### What to produce
Across the records that follow, how many lines contain the string "Receiving"? Answer with the number only.

[Entries taken from a collection]
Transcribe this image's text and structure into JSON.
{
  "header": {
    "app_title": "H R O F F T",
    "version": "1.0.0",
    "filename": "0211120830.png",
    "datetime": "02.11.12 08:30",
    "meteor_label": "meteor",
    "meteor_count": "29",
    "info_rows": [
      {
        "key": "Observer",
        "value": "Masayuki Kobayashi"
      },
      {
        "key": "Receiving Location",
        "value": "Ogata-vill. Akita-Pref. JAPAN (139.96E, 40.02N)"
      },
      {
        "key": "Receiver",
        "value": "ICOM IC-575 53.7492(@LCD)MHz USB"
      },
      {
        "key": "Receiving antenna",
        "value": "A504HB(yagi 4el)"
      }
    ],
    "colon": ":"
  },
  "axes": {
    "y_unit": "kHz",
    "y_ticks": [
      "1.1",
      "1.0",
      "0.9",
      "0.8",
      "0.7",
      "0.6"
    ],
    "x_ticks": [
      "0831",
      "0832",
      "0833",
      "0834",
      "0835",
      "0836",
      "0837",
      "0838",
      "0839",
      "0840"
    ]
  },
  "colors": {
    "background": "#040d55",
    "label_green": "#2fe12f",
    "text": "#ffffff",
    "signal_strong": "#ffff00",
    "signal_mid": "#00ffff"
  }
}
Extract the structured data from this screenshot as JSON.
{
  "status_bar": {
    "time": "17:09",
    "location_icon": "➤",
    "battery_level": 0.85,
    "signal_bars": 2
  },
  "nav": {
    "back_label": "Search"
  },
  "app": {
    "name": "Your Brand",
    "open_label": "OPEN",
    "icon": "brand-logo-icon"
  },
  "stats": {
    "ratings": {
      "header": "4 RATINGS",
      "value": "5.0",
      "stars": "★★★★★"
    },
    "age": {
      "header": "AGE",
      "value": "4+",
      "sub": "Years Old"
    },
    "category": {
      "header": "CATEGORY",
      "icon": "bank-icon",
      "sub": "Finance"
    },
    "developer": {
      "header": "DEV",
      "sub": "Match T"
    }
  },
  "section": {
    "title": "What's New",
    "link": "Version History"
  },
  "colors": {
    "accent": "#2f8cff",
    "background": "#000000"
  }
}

### Answer to this problem
2